Two years ago, StateImpact launched with a goal to train the next generation of public radio journalists. With an editorial lens focused on explaining state policy, our reporters would be as comfortable blogging, shooting pictures, using social media and creating data visualizations as they are reporting with a microphone.
As NPR winds down the two-year pilot that initiated the project and our states continue StateImpact on their own, it’s the network of reporters who now cover issues “StateImpact style” that is the project’s most important legacy.
We learned a lot from StateImpact — both at NPR and at our partner stations. If you’re thinking of starting a similar project, or just refocusing your newsroom, here are our top takeaways.
1. Identify your “core communities.” Define who will value your work most and connect with them. These are the people who will turn to your reporting again and again and share it with others.
2. Refine your topic. Even beats can be huge. Tap your core communities to identify two or three current themes and trends that they are talking about and need information on.
3. Plan ahead. Develop a long-term coverage plan to explore every aspect of your chosen themes. Make sure the interests of each of your core communities are represented. This is where you lay the foundation and provide your core communities with information they don’t already know. Understand the key events that will happen and start planning for them.
4. Make your reporting a two-way conversation with your core communities. Don’t think of your “sources” and “audience” as distinct groups. Use your communities’ expertise to explore the nuance of issues. Use their stories to make your reporting human.
5. Go deep by using data and documents. Find out who collects data on your topic. Understand how it is collected, analyzed and distributed. Learn what the data can tell you and what it can’t. Learn how to use spreadsheets to do basic calculations and visualizations. Make friends with someone who can check your work.
6. Explain it well. Now that you’ve immersed yourself in a topic, don’t geek out and write only for the experts. Use details to provide value and credibility to your core communities who already know the basics. But explain it in a way that is accessible to anyone.
7. Develop your storytelling toolkit. Start by learning how to effectively use feature stories, news spots, two-ways, profiles, analytical pieces, backgrounders, simple bulleted lists (like this one), Q&As with listeners/readers and guest blogs. Then, step it up with charts, data tables, maps, annotated documents, photo galleries, video explainers and live tweeting of events. Using a variety of tools is one way to address the information needs of both beginners and experts — and to expand your audience.
8. Be there when people need you most. People look for answers to basic questions at all hours. Search is your friend. Smart, clear, explanatory writing on key issues and trending topics will help people find your work. And well-crafted explainers that make good use of techniques from your storytelling toolkit can entice random searchers stick around.
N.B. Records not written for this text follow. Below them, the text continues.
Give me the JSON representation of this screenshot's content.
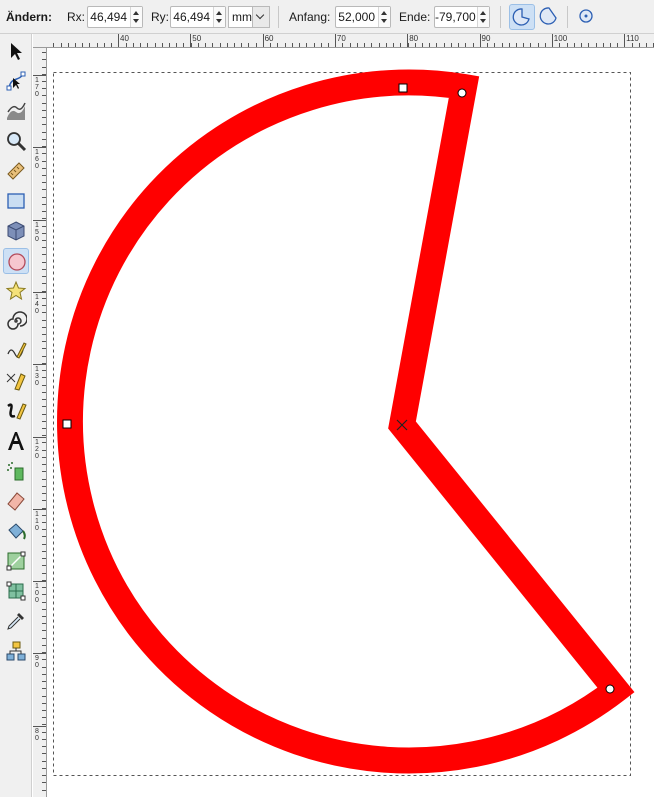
{
  "toolbar": {
    "change_label": "Ändern:",
    "rx_label": "Rx:",
    "rx_value": "46,494",
    "ry_label": "Ry:",
    "ry_value": "46,494",
    "unit": "mm",
    "start_label": "Anfang:",
    "start_value": "52,000",
    "end_label": "Ende:",
    "end_value": "-79,700",
    "arc_type_buttons": [
      "slice-icon",
      "arc-icon",
      "whole-ellipse-icon"
    ],
    "active_arc_type": "slice-icon"
  },
  "tools": [
    {
      "name": "selector-tool-icon"
    },
    {
      "name": "node-tool-icon"
    },
    {
      "name": "tweak-tool-icon"
    },
    {
      "name": "zoom-tool-icon"
    },
    {
      "name": "measure-tool-icon"
    },
    {
      "name": "rectangle-tool-icon"
    },
    {
      "name": "3d-box-tool-icon"
    },
    {
      "name": "ellipse-tool-icon",
      "active": true
    },
    {
      "name": "star-tool-icon"
    },
    {
      "name": "spiral-tool-icon"
    },
    {
      "name": "pencil-tool-icon"
    },
    {
      "name": "pen-tool-icon"
    },
    {
      "name": "calligraphy-tool-icon"
    },
    {
      "name": "text-tool-icon"
    },
    {
      "name": "spray-tool-icon"
    },
    {
      "name": "eraser-tool-icon"
    },
    {
      "name": "paint-bucket-tool-icon"
    },
    {
      "name": "gradient-tool-icon"
    },
    {
      "name": "mesh-tool-icon"
    },
    {
      "name": "dropper-tool-icon"
    },
    {
      "name": "connector-tool-icon"
    }
  ],
  "ruler": {
    "h_labels": [
      "40",
      "50",
      "60",
      "70",
      "80",
      "90",
      "100",
      "110"
    ],
    "v_labels": [
      "170",
      "160",
      "150",
      "140",
      "130",
      "120",
      "110",
      "100",
      "90",
      "80"
    ]
  },
  "shape": {
    "stroke_color": "#ff0000",
    "fill": "none"
  },
  "colors": {
    "accent": "#cde0f5",
    "chrome": "#f0f0f0"
  }
}
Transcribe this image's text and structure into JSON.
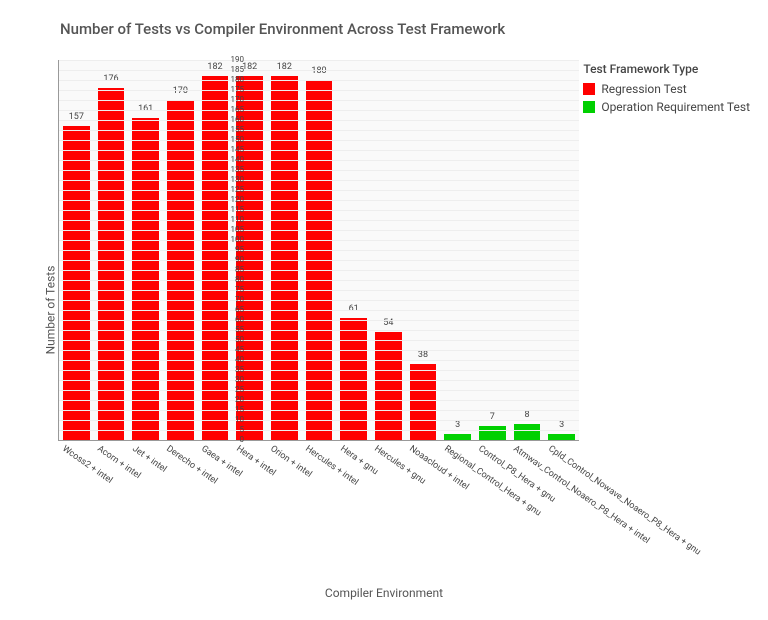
{
  "chart_data": {
    "type": "bar",
    "title": "Number of Tests vs Compiler Environment Across Test Framework",
    "xlabel": "Compiler Environment",
    "ylabel": "Number of Tests",
    "ylim": [
      0,
      190
    ],
    "ystep": 5,
    "legend_title": "Test Framework Type",
    "series_meta": [
      {
        "name": "Regression Test",
        "color": "#ff0000"
      },
      {
        "name": "Operation Requirement Test",
        "color": "#00d000"
      }
    ],
    "categories": [
      "Wcoss2 + intel",
      "Acorn + intel",
      "Jet + intel",
      "Derecho + intel",
      "Gaea + intel",
      "Hera + intel",
      "Orion + intel",
      "Hercules + intel",
      "Hera + gnu",
      "Hercules + gnu",
      "Noaacloud + intel",
      "Regional_Control_Hera + gnu",
      "Control_P8_Hera + gnu",
      "Atmwav_Control_Noaero_P8_Hera + intel",
      "Cpld_Control_Nowave_Noaero_P8_Hera + gnu"
    ],
    "values": [
      157,
      176,
      161,
      170,
      182,
      182,
      182,
      180,
      61,
      54,
      38,
      3,
      7,
      8,
      3
    ],
    "colors": [
      "#ff0000",
      "#ff0000",
      "#ff0000",
      "#ff0000",
      "#ff0000",
      "#ff0000",
      "#ff0000",
      "#ff0000",
      "#ff0000",
      "#ff0000",
      "#ff0000",
      "#00d000",
      "#00d000",
      "#00d000",
      "#00d000"
    ]
  }
}
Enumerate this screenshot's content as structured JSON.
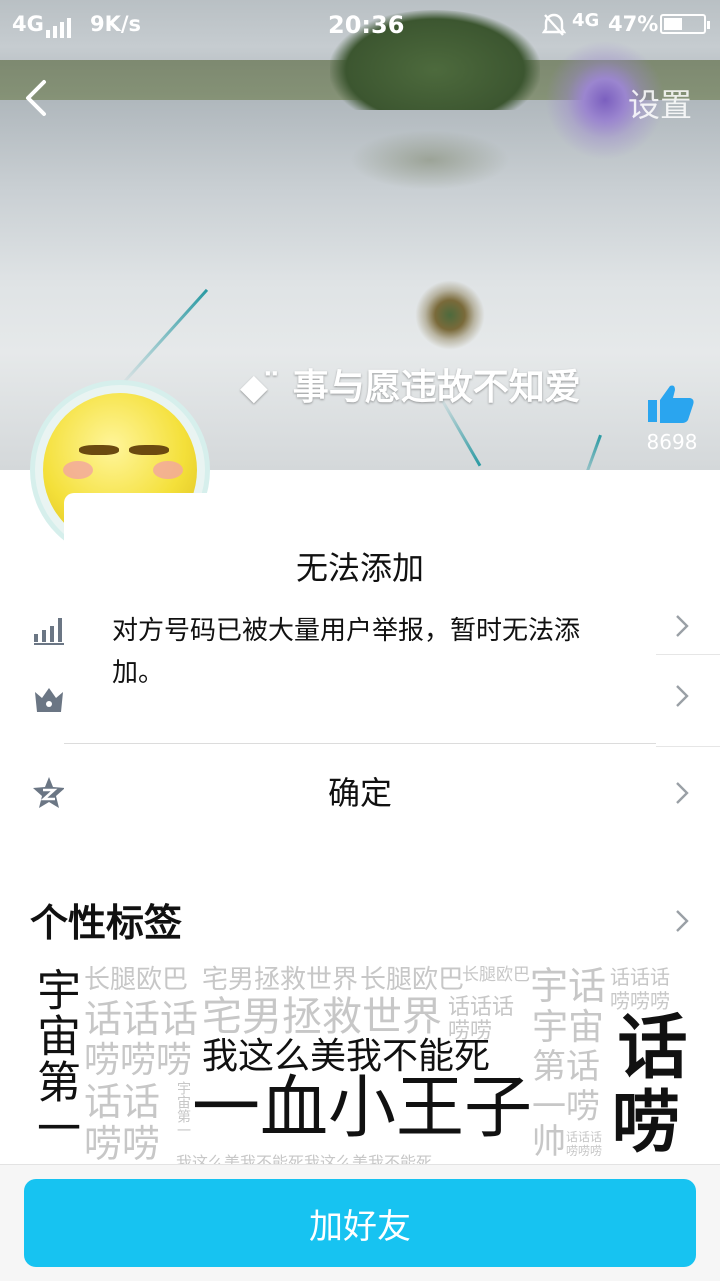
{
  "status_bar": {
    "network": "4G",
    "speed": "9K/s",
    "time": "20:36",
    "network_right": "4G",
    "battery": "47%",
    "battery_level": 0.47
  },
  "header": {
    "settings_label": "设置",
    "profile_name": "◆ ̈ 事与愿违故不知爱",
    "like_count": "8698"
  },
  "dialog": {
    "title": "无法添加",
    "message": "对方号码已被大量用户举报，暂时无法添加。",
    "confirm_label": "确定"
  },
  "profile": {
    "tags_title": "个性标签",
    "tag_cloud": [
      "宇宙第一",
      "长腿欧巴",
      "宅男拯救世界",
      "长腿欧巴",
      "长腿欧巴",
      "宇话",
      "话话话",
      "话话话",
      "宅男拯救世界",
      "话话话",
      "宇宙",
      "唠唠唠",
      "话",
      "唠唠唠",
      "我这么美我不能死",
      "唠唠",
      "第话",
      "话话",
      "宇宙第一",
      "一唠",
      "一血小王子",
      "唠",
      "唠唠",
      "帅",
      "话话话",
      "唠唠唠",
      "我这么美我不能死我这么美我不能死"
    ]
  },
  "colors": {
    "accent": "#17c3f1",
    "icon_gray": "#6b7684",
    "like_blue": "#2aa5ef"
  },
  "icons": {
    "back": "chevron-left-icon",
    "like": "thumbs-up-icon",
    "rank": "bar-chart-icon",
    "crown": "crown-icon",
    "zone": "star-z-icon",
    "chevron": "chevron-right-icon"
  },
  "bottom_bar": {
    "add_friend_label": "加好友"
  }
}
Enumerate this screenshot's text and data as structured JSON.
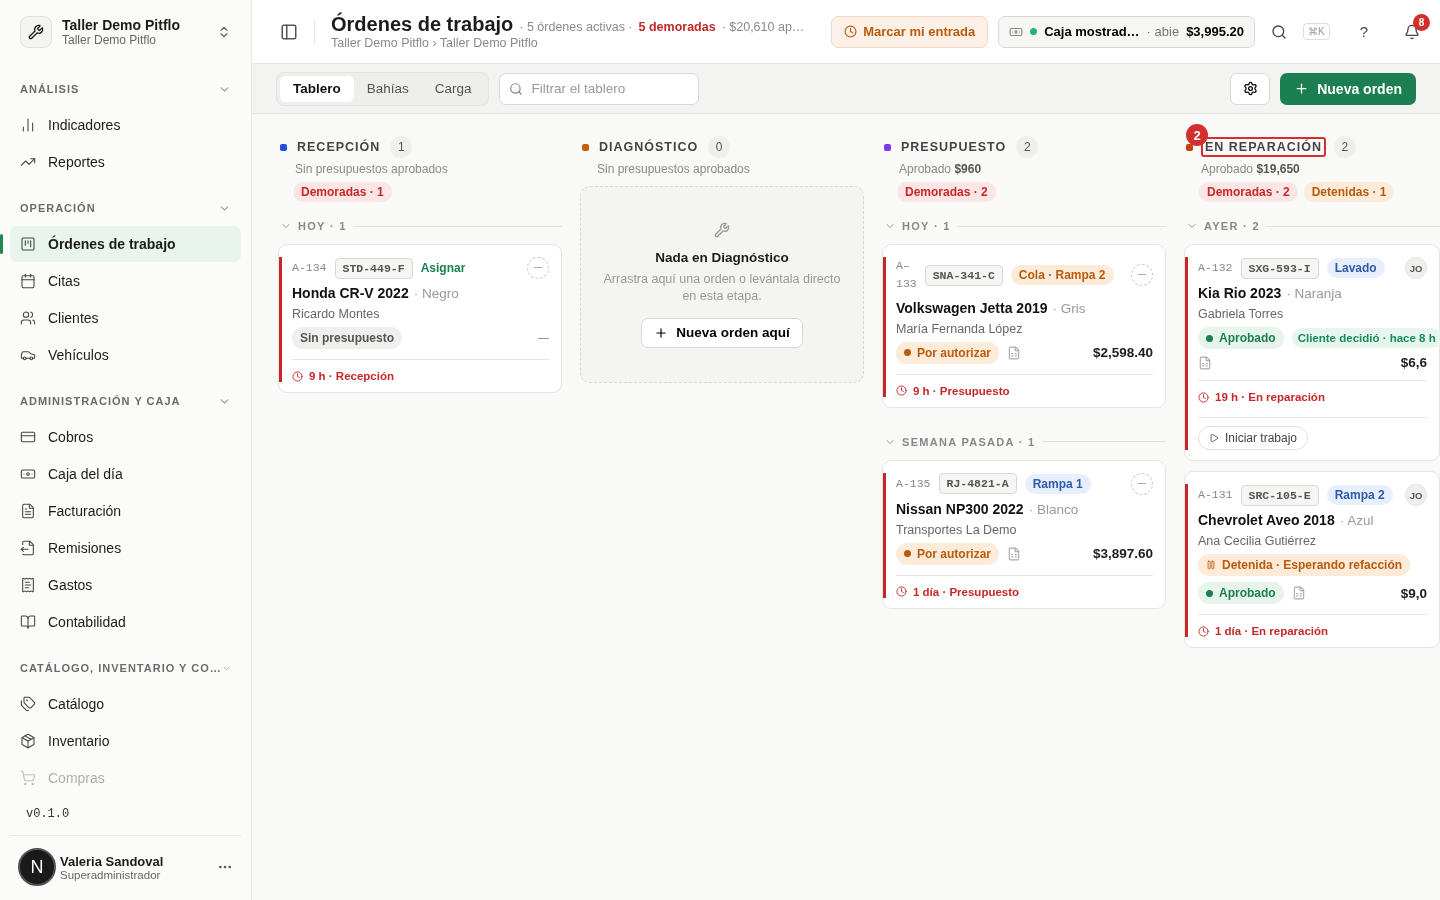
{
  "workspace": {
    "name": "Taller Demo Pitflo",
    "sub": "Taller Demo Pitflo"
  },
  "sidebar": {
    "sections": [
      {
        "title": "ANÁLISIS",
        "expanded": true,
        "items": [
          {
            "label": "Indicadores",
            "selected": false,
            "faded": false
          },
          {
            "label": "Reportes",
            "selected": false,
            "faded": false
          }
        ]
      },
      {
        "title": "OPERACIÓN",
        "expanded": true,
        "items": [
          {
            "label": "Órdenes de trabajo",
            "selected": true,
            "faded": false
          },
          {
            "label": "Citas",
            "selected": false,
            "faded": false
          },
          {
            "label": "Clientes",
            "selected": false,
            "faded": false
          },
          {
            "label": "Vehículos",
            "selected": false,
            "faded": false
          }
        ]
      },
      {
        "title": "ADMINISTRACIÓN Y CAJA",
        "expanded": true,
        "items": [
          {
            "label": "Cobros",
            "selected": false,
            "faded": false
          },
          {
            "label": "Caja del día",
            "selected": false,
            "faded": false
          },
          {
            "label": "Facturación",
            "selected": false,
            "faded": false
          },
          {
            "label": "Remisiones",
            "selected": false,
            "faded": false
          },
          {
            "label": "Gastos",
            "selected": false,
            "faded": false
          },
          {
            "label": "Contabilidad",
            "selected": false,
            "faded": false
          }
        ]
      },
      {
        "title": "CATÁLOGO, INVENTARIO Y CO…",
        "expanded": true,
        "items": [
          {
            "label": "Catálogo",
            "selected": false,
            "faded": false
          },
          {
            "label": "Inventario",
            "selected": false,
            "faded": false
          },
          {
            "label": "Compras",
            "selected": false,
            "faded": true
          }
        ]
      }
    ],
    "version": "v0.1.0",
    "user": {
      "initial": "N",
      "name": "Valeria Sandoval",
      "role": "Superadministrador"
    }
  },
  "header": {
    "title": "Órdenes de trabajo",
    "stats": [
      {
        "text": "· 5 órdenes activas ·",
        "kind": "muted"
      },
      {
        "text": "5 demoradas",
        "kind": "alert"
      },
      {
        "text": "· $20,610 ap…",
        "kind": "muted"
      }
    ],
    "breadcrumb": "Taller Demo Pitflo › Taller Demo Pitflo",
    "clock_button": "Marcar mi entrada",
    "cash": {
      "name": "Caja mostrad…",
      "status": "· abie",
      "amount": "$3,995.20"
    },
    "shortcut": "⌘K",
    "help": "?",
    "notifications": "8"
  },
  "toolbar": {
    "tabs": [
      {
        "label": "Tablero",
        "selected": true
      },
      {
        "label": "Bahías",
        "selected": false
      },
      {
        "label": "Carga",
        "selected": false
      }
    ],
    "filter": {
      "placeholder": "Filtrar el tablero"
    },
    "new_button": "Nueva orden"
  },
  "columns": [
    {
      "title": "RECEPCIÓN",
      "color": "#2250d8",
      "count": "1",
      "summary": "Sin presupuestos aprobados",
      "chips": [
        {
          "text": "Demoradas · 1",
          "kind": "late"
        }
      ],
      "groups": [
        {
          "label": "HOY · 1",
          "cards": [
            {
              "id": "A-134",
              "plate": "STD-449-F",
              "tag": {
                "text": "Asignar",
                "kind": "assign"
              },
              "rows": [
                [
                  {
                    "kind": "none",
                    "text": "Sin presupuesto"
                  },
                  {
                    "kind": "dash"
                  }
                ]
              ],
              "timer": "9 h · Recepción",
              "vehicle": "Honda CR-V 2022",
              "color_name": "· Negro",
              "customer": "Ricardo Montes"
            }
          ]
        }
      ]
    },
    {
      "title": "DIAGNÓSTICO",
      "color": "#c0610f",
      "count": "0",
      "summary": "Sin presupuestos aprobados",
      "empty": {
        "title": "Nada en Diagnóstico",
        "text": "Arrastra aquí una orden o levántala directo en esta etapa.",
        "button": "Nueva orden aquí"
      }
    },
    {
      "title": "PRESUPUESTO",
      "color": "#7c3aed",
      "count": "2",
      "summary": "Aprobado **$960**",
      "chips": [
        {
          "text": "Demoradas · 2",
          "kind": "late"
        }
      ],
      "groups": [
        {
          "label": "HOY · 1",
          "cards": [
            {
              "id": "A–\n133",
              "plate": "SNA-341-C",
              "tag": {
                "text": "Cola · Rampa 2",
                "kind": "queue"
              },
              "rows": [
                [
                  {
                    "kind": "pending",
                    "text": "Por autorizar"
                  },
                  {
                    "kind": "doc"
                  },
                  {
                    "kind": "amount",
                    "text": "$2,598.40"
                  }
                ]
              ],
              "timer": "9 h · Presupuesto",
              "vehicle": "Volkswagen Jetta 2019",
              "color_name": "· Gris",
              "customer": "María Fernanda López"
            }
          ]
        },
        {
          "label": "SEMANA PASADA · 1",
          "cards": [
            {
              "id": "A-135",
              "plate": "RJ-4821-A",
              "tag": {
                "text": "Rampa 1",
                "kind": "bay"
              },
              "rows": [
                [
                  {
                    "kind": "pending",
                    "text": "Por autorizar"
                  },
                  {
                    "kind": "doc"
                  },
                  {
                    "kind": "amount",
                    "text": "$3,897.60"
                  }
                ]
              ],
              "timer": "1 día · Presupuesto",
              "vehicle": "Nissan NP300 2022",
              "color_name": "· Blanco",
              "customer": "Transportes La Demo"
            }
          ]
        }
      ]
    },
    {
      "title": "EN REPARACIÓN",
      "color": "#c2410c",
      "count": "2",
      "annotation": "2",
      "summary": "Aprobado **$19,650**",
      "chips": [
        {
          "text": "Demoradas · 2",
          "kind": "late"
        },
        {
          "text": "Detenidas · 1",
          "kind": "held"
        }
      ],
      "groups": [
        {
          "label": "AYER · 2",
          "cards": [
            {
              "id": "A-132",
              "plate": "SXG-593-I",
              "tag": {
                "text": "Lavado",
                "kind": "bay"
              },
              "assignee": "JO",
              "rows": [
                [
                  {
                    "kind": "approved",
                    "text": "Aprobado"
                  },
                  {
                    "kind": "decision",
                    "text": "Cliente decidió · hace 8 h"
                  }
                ],
                [
                  {
                    "kind": "doc"
                  },
                  {
                    "kind": "amount",
                    "text": "$6,6"
                  }
                ]
              ],
              "timer": "19 h · En reparación",
              "vehicle": "Kia Rio 2023",
              "color_name": "· Naranja",
              "customer": "Gabriela Torres",
              "action": "Iniciar trabajo"
            },
            {
              "id": "A-131",
              "plate": "SRC-105-E",
              "tag": {
                "text": "Rampa 2",
                "kind": "bay"
              },
              "assignee": "JO",
              "rows": [
                [
                  {
                    "kind": "held",
                    "text": "Detenida · Esperando refacción"
                  }
                ],
                [
                  {
                    "kind": "approved",
                    "text": "Aprobado"
                  },
                  {
                    "kind": "doc"
                  },
                  {
                    "kind": "amount",
                    "text": "$9,0"
                  }
                ]
              ],
              "timer": "1 día · En reparación",
              "vehicle": "Chevrolet Aveo 2018",
              "color_name": "· Azul",
              "customer": "Ana Cecilia Gutiérrez"
            }
          ]
        }
      ]
    }
  ]
}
9. Put the “social” in “social media.” People on social media want to connect with people. Tweet like a person from your personal account (but be professional). Retweet liberally. Acknowledge others’ reporting. When posting on your organization’s Facebook page, keep up on and respond to the comments and be part of the conversation where appropriate.